A-League utility Shannon Cole takes Australian FourFourTwo readers on a 21-year odyssey from Brazil-obsessed school kid to football pro in the 'promised land' on the eve of the 2014 World Cup. In part one he shares his thoughts during the long flight to Salvador.
June 9th 2014.
After three fantastic weeks with our American family, my wife Jackie and I have shoved our most colourful and festive clothes into a suitcase and headed for the promised land, Brazil. A place I always felt I would visit.
My obsession with the land of the giant Jesus began when I was eight years old.
Brazil’s sworn enemy, Argentina, visited Australian shores to play off for a spot at USA 94.
Not coming from a religiously footballing family, (though my dad always loved to watch) this was my first exposure to the game on such a grand scale.
With Maradona’s Argentines leaving mine and so many Australian hearts broken, all I could talk about was ‘soccer’.
In school we were painting wooden spoons as Christmas gifts for members of our family.
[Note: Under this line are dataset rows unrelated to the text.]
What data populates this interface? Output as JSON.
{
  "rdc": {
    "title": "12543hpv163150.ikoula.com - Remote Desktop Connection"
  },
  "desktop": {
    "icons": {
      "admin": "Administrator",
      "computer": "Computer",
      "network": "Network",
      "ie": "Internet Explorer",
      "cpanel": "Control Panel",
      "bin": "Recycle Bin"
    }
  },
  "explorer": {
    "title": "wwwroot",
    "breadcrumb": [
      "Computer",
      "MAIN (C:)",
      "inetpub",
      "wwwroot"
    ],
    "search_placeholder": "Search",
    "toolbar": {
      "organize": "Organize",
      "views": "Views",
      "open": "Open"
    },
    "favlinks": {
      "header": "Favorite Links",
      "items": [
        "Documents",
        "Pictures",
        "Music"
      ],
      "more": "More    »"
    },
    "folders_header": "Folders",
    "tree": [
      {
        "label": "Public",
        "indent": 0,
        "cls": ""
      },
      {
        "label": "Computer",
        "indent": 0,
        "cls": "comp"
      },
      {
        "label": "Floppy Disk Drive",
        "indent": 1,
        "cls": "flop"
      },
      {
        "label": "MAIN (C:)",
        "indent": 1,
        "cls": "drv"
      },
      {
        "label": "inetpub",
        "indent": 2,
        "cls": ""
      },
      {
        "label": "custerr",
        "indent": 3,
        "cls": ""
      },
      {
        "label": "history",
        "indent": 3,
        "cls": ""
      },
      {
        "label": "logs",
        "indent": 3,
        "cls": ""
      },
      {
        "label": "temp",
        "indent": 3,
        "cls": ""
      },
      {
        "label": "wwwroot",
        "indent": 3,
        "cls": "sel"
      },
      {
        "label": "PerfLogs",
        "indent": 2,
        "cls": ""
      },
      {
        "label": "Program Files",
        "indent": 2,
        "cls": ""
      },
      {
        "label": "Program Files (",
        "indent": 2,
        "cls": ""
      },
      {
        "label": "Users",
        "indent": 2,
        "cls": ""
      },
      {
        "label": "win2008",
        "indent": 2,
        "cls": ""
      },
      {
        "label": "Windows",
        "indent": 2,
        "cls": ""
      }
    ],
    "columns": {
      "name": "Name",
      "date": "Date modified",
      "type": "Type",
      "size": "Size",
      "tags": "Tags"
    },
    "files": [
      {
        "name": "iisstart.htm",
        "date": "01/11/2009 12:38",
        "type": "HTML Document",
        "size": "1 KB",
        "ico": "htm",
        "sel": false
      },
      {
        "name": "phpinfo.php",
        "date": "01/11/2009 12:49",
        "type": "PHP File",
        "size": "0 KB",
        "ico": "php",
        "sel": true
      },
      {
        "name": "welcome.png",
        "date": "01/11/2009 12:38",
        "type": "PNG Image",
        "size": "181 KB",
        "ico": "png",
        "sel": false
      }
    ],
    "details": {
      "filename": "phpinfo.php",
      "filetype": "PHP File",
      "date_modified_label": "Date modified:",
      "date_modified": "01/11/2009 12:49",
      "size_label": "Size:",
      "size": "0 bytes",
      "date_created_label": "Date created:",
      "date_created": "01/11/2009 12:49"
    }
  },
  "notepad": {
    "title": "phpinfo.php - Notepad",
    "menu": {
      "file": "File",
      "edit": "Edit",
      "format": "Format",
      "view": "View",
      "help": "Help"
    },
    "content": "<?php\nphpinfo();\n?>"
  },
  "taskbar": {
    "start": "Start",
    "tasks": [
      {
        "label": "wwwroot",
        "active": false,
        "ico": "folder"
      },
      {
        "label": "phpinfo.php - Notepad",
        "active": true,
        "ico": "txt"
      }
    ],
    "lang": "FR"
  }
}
I dedicated my artwork to the greatest game I had ever witnessed and painted my wooden spoons yellow and green, blue and white. I gave them to my rugby league devout Pop whom I’d been telling about the game I’d seen.
In return for Christmas he bought me a hype-up video for the 1994 World Cup. I watched the video at least once a week, even during cricket season.
Much of it was a recap of the drama that took place at Italia ’90. The talking points I remember most clearly: a diving Jurgen Klinsman (interestingly now coaching USA in Brazil), and Italy’s scoring sensation Squilaci, whose name I would shout every time I ripped a volley into the trees of our front yard.
The second half of the video was focused heavily on Brazil’s qualification for the tournament.
I will never forget Romario rounding the keeper to open the scoring then leaping high at the back post to head through the keeper’s legs and clinch Brazil’s qualification.
The passion of their fans was unlike anything I’d ever seen. I’d been to Balmain Tiger’s games week in week out since I was old enough to remember. I loved it but never had I seen people so desperately in love with a game that their life seemed to depend on it. I was already madly in love with the game of football, but I was quickly developing a serious crush on the Brazilian national team.
With no Australia at the tournament I followed every Brazilian player and felt compelled by their style of football. Quick passing, plenty of movement and the compulsory touch of Brazilian flair that people all around the world had been drawn to for decades.
When I played my own games, in every attack I believed I was Bebeto and Romario. I was ruthless in the tackle and I’m sure my young team mates didn’t appreciate the Dunga inspired sprays they would receive from their nine-year-old team mate. Brazil would go on to win the World Cup and I would, still to this day, feel like I was part of it.
Fast forward 20 years. I’m yet to visit Brazil but the largest country in South America has become more influential on my family’s life than I had expected. My younger brother Liam having lived there with his partner Karen has written and published a World Cup guide called Gringo to Gringo. Between the two of them, Portuguese is spoken regularly and my wife and I have recently started to learn so that we can have a bit of fun with it on this trip. Meu Portuguese não é bom mas é náo mal. Staying with family and friends across four cities and watching three games over the next two weeks, including the Socceroos game against Netherlands, I’m sure my oddly intrinsic connection to Brazil will grow again.
As a footballer, my dream was to be playing at this World Cup.
I haven’t done enough to wear the green and gold at this tournament, but I am proud that I will be there in my supporter’s jersey to back my colleagues as they literally take on the World’s best.
Finalmente, Shaninho vai ao Brasil.
We'll be posting more of Shannon's experiences from suburban Salvador where the neighbourhood is full of World Cup colour.